Never say Never…
Is the name of a foundation for limb different families based in the US. It isn’t just a slogan it’s actually a way of life for the children and the volunteers I met at their pirate camp earlier this month.
From the child with no limbs who went sailing, to the volunteer with no arms who happily used his feet to kayak. From the toddler eating pizza and belting out baby shark, to Papa Joe amongst the older volunteers who was running the safety boat. To the sailors with and without limb differences who took children out to one tree island where marooned pirates were waving plastic axes to defend their treasure. To the captain of the pontoon boat who ferried the ‘pirates’ aka the parents around the sail boats to attack their children with water and somehow ended up wetter than the children…nothing was impossible.
Families, with every limb difference you could think of, many with more than one type of difference, Paralympic athletes, iron men, professors, company CEOs, fundraisers, artists – all with one aim in mind – to show these children that anything is possible and that there are no limits.
I’m used to being around limb different children and thought I’d be ok. I was until Friday morning when I ‘lost it’ listening to Sam; the most energetic enthusiastic person you could ever meet, who ran the morning warmups known at camp as ‘Sam Jam time’ The children were standing in a circle dancing, when it came to their turn they would dance in the middle. It was completely optional and their choice to join the circle but when it came to his turn one young man froze and said he couldn’t do it. I watched Sam, who was completely at ease, talk to the boy. He didn’t say he had to do it, he didn’t say he was ok to drop out and not do it. He said ‘hold my hand and I’ll do it with you, you aren’t on your own and you have nothing to fear’ He did it – the whole circle cheered him on and I’m not ashamed to say I cried.
Families travelled from all over the US, along with our team LimbBo contingent from Barnsley. Tommy stood up and helped Sammi, the founder and CEO of Open Bionics do a presentation about the Hero Arm (I may have cried again just a bit)
LJ loved sailing and created treasure chests, clay necklaces and several mermaid bags. They met friends from previous camps, they sailed, kayaked, were rescued from sailing too close to the pier, they hugged Linda and Michelle like the special adults and members of the family they now are.

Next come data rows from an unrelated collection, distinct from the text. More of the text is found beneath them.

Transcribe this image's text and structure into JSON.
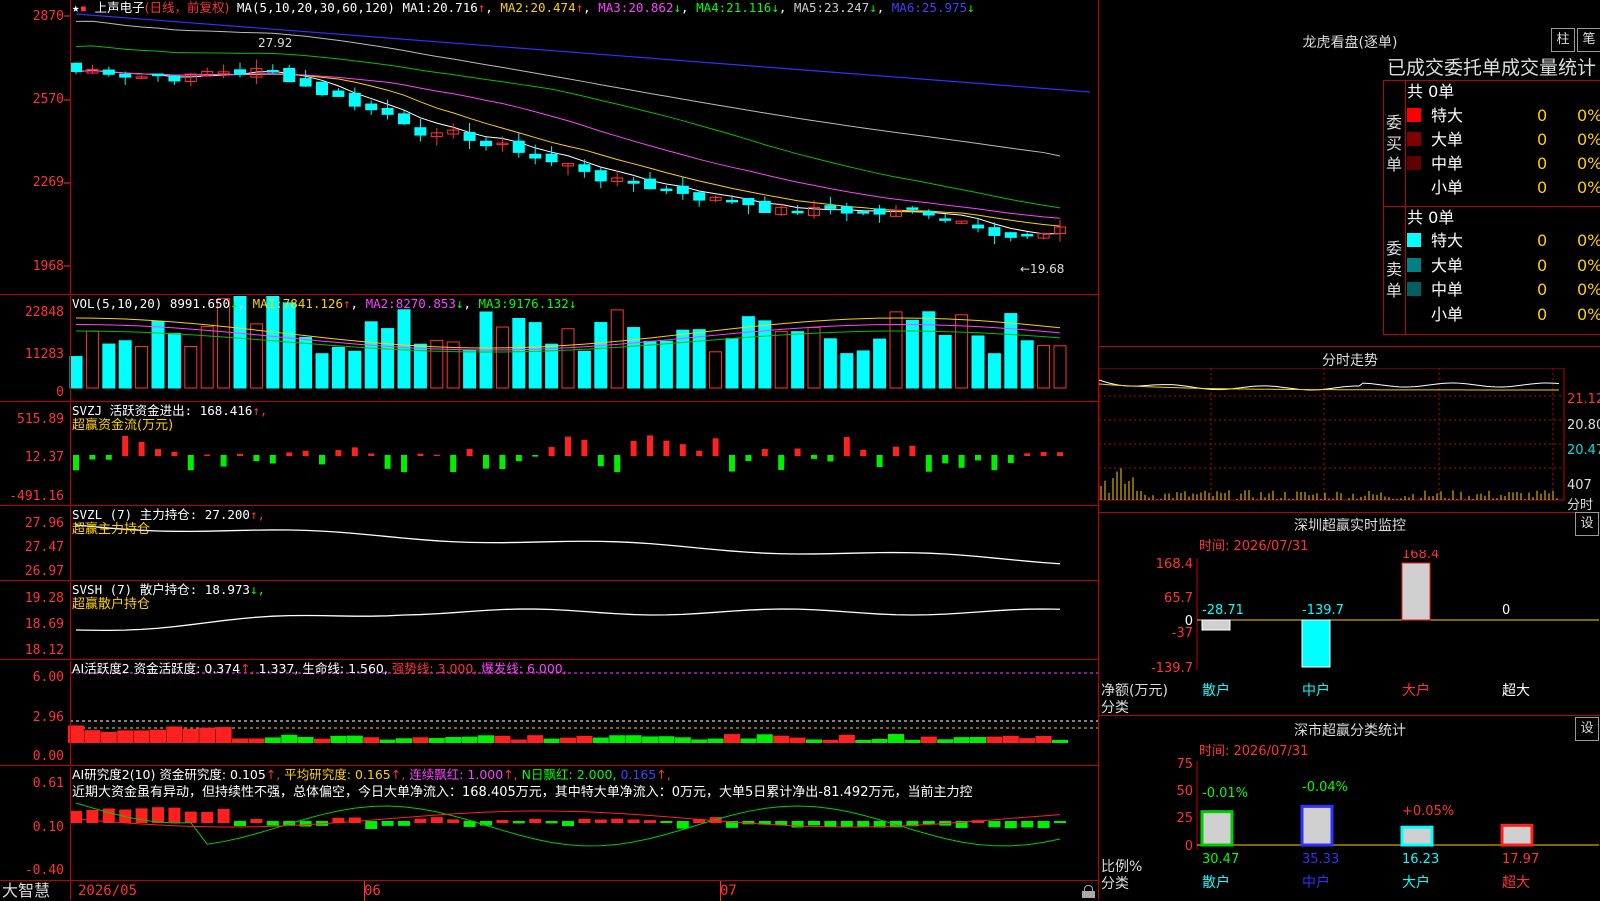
{
  "stock": {
    "name": "上声电子",
    "period": "(日线，前复权)"
  },
  "colors": {
    "up": "#ff3333",
    "down": "#00ffff",
    "grid": "#c00000",
    "ma1": "#ffffff",
    "ma2": "#ffd000",
    "ma3": "#ff40ff",
    "ma4": "#00c000",
    "ma5": "#bbbbbb",
    "ma6": "#3030ff"
  },
  "price_pane": {
    "ma_label": "MA(5,10,20,30,60,120)",
    "ma_values": [
      {
        "label": "MA1:",
        "value": "20.716",
        "arrow": "↑"
      },
      {
        "label": "MA2:",
        "value": "20.474",
        "arrow": "↑"
      },
      {
        "label": "MA3:",
        "value": "20.862",
        "arrow": "↓"
      },
      {
        "label": "MA4:",
        "value": "21.116",
        "arrow": "↓"
      },
      {
        "label": "MA5:",
        "value": "23.247",
        "arrow": "↓"
      },
      {
        "label": "MA6:",
        "value": "25.975",
        "arrow": "↓"
      }
    ],
    "y_ticks": [
      "2870",
      "2570",
      "2269",
      "1968"
    ],
    "high_label": "27.92",
    "low_label": "←19.68"
  },
  "volume_pane": {
    "label": "VOL(5,10,20)",
    "value": "8991.650",
    "arrow": "↓",
    "ma_values": [
      {
        "label": "MA1:",
        "value": "7841.126",
        "arrow": "↑"
      },
      {
        "label": "MA2:",
        "value": "8270.853",
        "arrow": "↓"
      },
      {
        "label": "MA3:",
        "value": "9176.132",
        "arrow": "↓"
      }
    ],
    "y_ticks": [
      "22848",
      "11283",
      "0"
    ]
  },
  "svzj_pane": {
    "label": "SVZJ  活跃资金进出:",
    "value": "168.416",
    "arrow": "↑,",
    "sub": "超赢资金流(万元)",
    "y_ticks": [
      "515.89",
      "12.37",
      "-491.16"
    ]
  },
  "svzl_pane": {
    "label": "SVZL (7) 主力持仓:",
    "value": "27.200",
    "arrow": "↑,",
    "sub": "超赢主力持仓",
    "y_ticks": [
      "27.96",
      "27.47",
      "26.97"
    ]
  },
  "svsh_pane": {
    "label": "SVSH (7) 散户持仓:",
    "value": "18.973",
    "arrow": "↓,",
    "sub": "超赢散户持仓",
    "y_ticks": [
      "19.28",
      "18.69",
      "18.12"
    ]
  },
  "ai_active_pane": {
    "label": "AI活跃度2 资金活跃度:",
    "v1": "0.374",
    "a1": "↑,",
    "v2": "1.337,",
    "life_label": "生命线:",
    "life": "1.560,",
    "strong_label": "强势线:",
    "strong": "3.000,",
    "burst_label": "爆发线:",
    "burst": "6.000,",
    "y_ticks": [
      "6.00",
      "2.96",
      "0.00"
    ]
  },
  "ai_research_pane": {
    "label": "AI研究度2(10) 资金研究度:",
    "v1": "0.105",
    "a1": "↑,",
    "avg_label": "平均研究度:",
    "avg": "0.165",
    "a2": "↑,",
    "cont_label": "连续飘红:",
    "cont": "1.000",
    "a3": "↑,",
    "nday_label": "N日飘红:",
    "nday": "2.000,",
    "last": "0.165",
    "a4": "↑,",
    "commentary": "近期大资金虽有异动，但持续性不强，总体偏空，今日大单净流入：168.405万元，其中特大单净流入：0万元，大单5日累计净出-81.492万元，当前主力控",
    "y_ticks": [
      "0.61",
      "0.10",
      "-0.40"
    ]
  },
  "bottom_bar": {
    "logo": "大智慧",
    "dates": [
      "2026/05",
      "06",
      "07"
    ]
  },
  "right_panel": {
    "dragon_tiger_title": "龙虎看盘(逐单)",
    "btn_bar": "柱",
    "btn_note": "笔",
    "stat_title": "已成交委托单成交量统计",
    "buy": {
      "side_label": "委买单",
      "total": "共 0单",
      "rows": [
        {
          "name": "特大",
          "vol": "0",
          "pct": "0%"
        },
        {
          "name": "大单",
          "vol": "0",
          "pct": "0%"
        },
        {
          "name": "中单",
          "vol": "0",
          "pct": "0%"
        },
        {
          "name": "小单",
          "vol": "0",
          "pct": "0%"
        }
      ]
    },
    "sell": {
      "side_label": "委卖单",
      "total": "共 0单",
      "rows": [
        {
          "name": "特大",
          "vol": "0",
          "pct": "0%"
        },
        {
          "name": "大单",
          "vol": "0",
          "pct": "0%"
        },
        {
          "name": "中单",
          "vol": "0",
          "pct": "0%"
        },
        {
          "name": "小单",
          "vol": "0",
          "pct": "0%"
        }
      ]
    },
    "intraday_title": "分时走势",
    "intraday_ticks": [
      "21.12",
      "20.80",
      "20.47"
    ],
    "intraday_vol": "407",
    "intraday_vol_unit": "分时",
    "monitor_title": "深圳超赢实时监控",
    "monitor_time": "时间: 2026/07/31",
    "set_label": "设",
    "monitor_ticks": [
      "168.4",
      "65.7",
      "0",
      "-37",
      "-139.7"
    ],
    "monitor_values": [
      "-28.71",
      "-139.7",
      "168.4",
      "0"
    ],
    "monitor_side_label": "净额(万元)",
    "monitor_cat_label": "分类",
    "categories": [
      "散户",
      "中户",
      "大户",
      "超大"
    ],
    "class_title": "深市超赢分类统计",
    "class_time": "时间: 2026/07/31",
    "class_ticks": [
      "75",
      "50",
      "25",
      "0"
    ],
    "class_changes": [
      "-0.01%",
      "-0.04%",
      "+0.05%",
      ""
    ],
    "class_values": [
      "30.47",
      "35.33",
      "16.23",
      "17.97"
    ],
    "class_side_label": "比例%",
    "class_cat_label": "分类"
  }
}
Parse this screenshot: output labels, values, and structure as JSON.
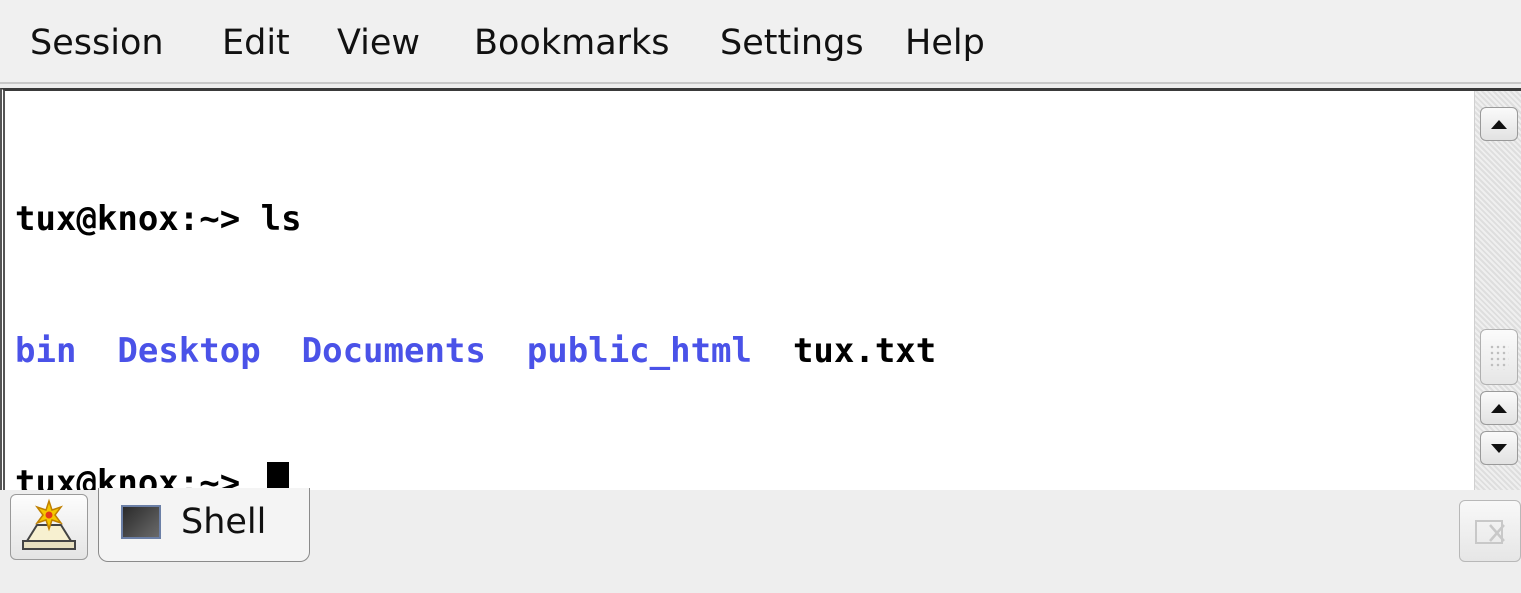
{
  "menubar": {
    "items": [
      "Session",
      "Edit",
      "View",
      "Bookmarks",
      "Settings",
      "Help"
    ]
  },
  "terminal": {
    "line1": {
      "prompt": "tux@knox:~>",
      "command": " ls"
    },
    "line2": {
      "entries": [
        {
          "text": "bin",
          "type": "dir"
        },
        {
          "text": "Desktop",
          "type": "dir"
        },
        {
          "text": "Documents",
          "type": "dir"
        },
        {
          "text": "public_html",
          "type": "dir"
        },
        {
          "text": "tux.txt",
          "type": "file"
        }
      ]
    },
    "line3": {
      "prompt": "tux@knox:~>"
    },
    "colors": {
      "directory": "#4a52e8",
      "file": "#000000",
      "background": "#ffffff"
    }
  },
  "tabs": {
    "new_session_icon": "new-session-icon",
    "items": [
      {
        "label": "Shell",
        "icon": "terminal-icon"
      }
    ],
    "close_icon": "close-tab-icon"
  }
}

LJ is traumatised and will never order ketchup in a restaurant again, but it was a good-natured eruption of sauce bottles, laughter and the award-winning acting performance of a cross chef.
I Learnt so much. You don’t need hands to be a photographer, to drive, to kayak. You don’t need two legs to dance, play volleyball, run, sail, dance. Never say never means just that – if you can’t do ‘it’ yet than we will help you find a way and support you until you can do ‘it’. It’s up to you then to mentor the next generation and show them what they are capable of. I watched, I took mental snapshots ( as well as a couple of thousand of photographs) to help us improve LimbBo. As charities we were forging links and working out how we can be stronger together.
The highlight of the camp is the Saturday evening pirate party. There are no words to describe the range of emotions- these children (and adults) know how to party! The costumes are elaborate, the dance moves are expressions of joy. The ceremony where blades are presented reveals every emotion from disbelief, joy, gratitude, pride – there were tears, there was laughter there were memories being made.
As someone who knows how much hard work and planning goes into events like this, I applaud you all. Never Say Never is the belief instilled in these children, they know they have support and that they are loved. I may sleep for a week, but the memories are priceless.